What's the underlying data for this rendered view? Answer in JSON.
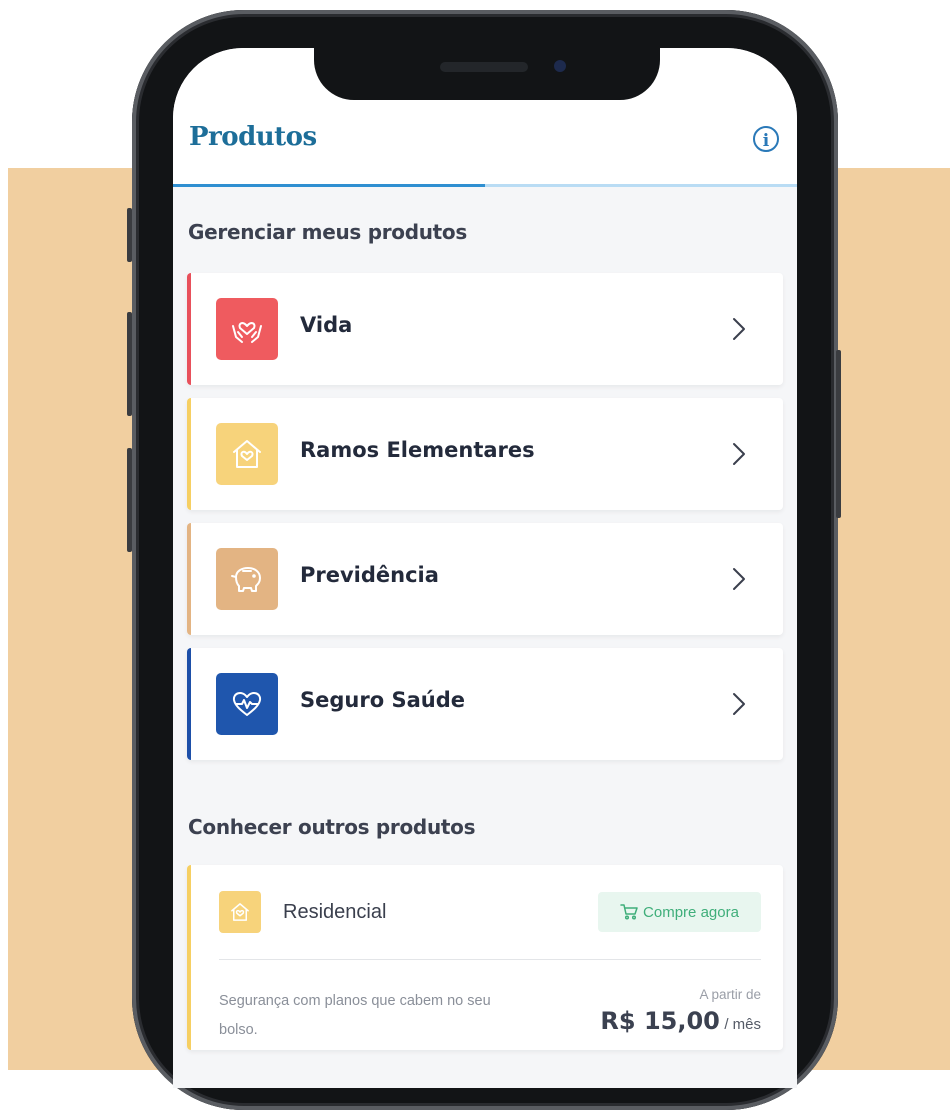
{
  "header": {
    "title": "Produtos",
    "info_icon_glyph": "i"
  },
  "manage_section": {
    "title": "Gerenciar meus produtos",
    "items": [
      {
        "label": "Vida",
        "icon": "heart-hands-icon",
        "accent": "#e8505b",
        "icon_bg": "#ef5b5f"
      },
      {
        "label": "Ramos Elementares",
        "icon": "home-heart-icon",
        "accent": "#f6cf62",
        "icon_bg": "#f7d37b"
      },
      {
        "label": "Previdência",
        "icon": "piggy-bank-icon",
        "accent": "#e3b483",
        "icon_bg": "#e3b483"
      },
      {
        "label": "Seguro Saúde",
        "icon": "heart-pulse-icon",
        "accent": "#1d4fa8",
        "icon_bg": "#1f56ad"
      }
    ]
  },
  "discover_section": {
    "title": "Conhecer outros produtos",
    "offer": {
      "title": "Residencial",
      "icon": "home-heart-icon",
      "buy_label": "Compre agora",
      "description": "Segurança com planos que cabem no seu bolso.",
      "price_prefix": "A partir de",
      "price": "R$ 15,00",
      "price_suffix": "/ mês"
    }
  },
  "colors": {
    "brand_title": "#1d6e99",
    "background_band": "#f1cfa0",
    "buy_accent": "#3fae7a"
  }
}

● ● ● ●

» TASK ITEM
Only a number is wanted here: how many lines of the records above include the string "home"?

» RESULT OF THE EXERCISE
2